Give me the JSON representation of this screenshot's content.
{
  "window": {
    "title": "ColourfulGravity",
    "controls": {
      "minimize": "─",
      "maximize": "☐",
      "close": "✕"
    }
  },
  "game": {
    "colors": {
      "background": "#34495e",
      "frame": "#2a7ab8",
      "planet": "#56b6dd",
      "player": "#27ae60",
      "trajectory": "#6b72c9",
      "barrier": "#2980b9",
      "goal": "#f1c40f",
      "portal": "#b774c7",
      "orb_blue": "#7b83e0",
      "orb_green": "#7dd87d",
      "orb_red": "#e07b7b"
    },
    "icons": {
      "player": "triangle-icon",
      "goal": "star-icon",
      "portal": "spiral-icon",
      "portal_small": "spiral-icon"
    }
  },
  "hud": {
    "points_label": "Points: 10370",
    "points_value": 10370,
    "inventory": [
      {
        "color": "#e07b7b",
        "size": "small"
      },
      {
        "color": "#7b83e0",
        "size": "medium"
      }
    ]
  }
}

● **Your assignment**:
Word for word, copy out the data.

● **Solution for this exercise**:
Give me the JSON representation of this screenshot's content.
{
  "window": {
    "title": "ColourfulGravity",
    "controls": {
      "minimize": "─",
      "maximize": "☐",
      "close": "✕"
    }
  },
  "game": {
    "colors": {
      "background": "#34495e",
      "frame": "#2a7ab8",
      "planet": "#56b6dd",
      "player": "#27ae60",
      "trajectory": "#6b72c9",
      "barrier": "#2980b9",
      "goal": "#f1c40f",
      "portal": "#b774c7",
      "orb_blue": "#7b83e0",
      "orb_green": "#7dd87d",
      "orb_red": "#e07b7b"
    },
    "icons": {
      "player": "triangle-icon",
      "goal": "star-icon",
      "portal": "spiral-icon",
      "portal_small": "spiral-icon"
    }
  },
  "hud": {
    "points_label": "Points: 10370",
    "points_value": 10370,
    "inventory": [
      {
        "color": "#e07b7b",
        "size": "small"
      },
      {
        "color": "#7b83e0",
        "size": "medium"
      }
    ]
  }
}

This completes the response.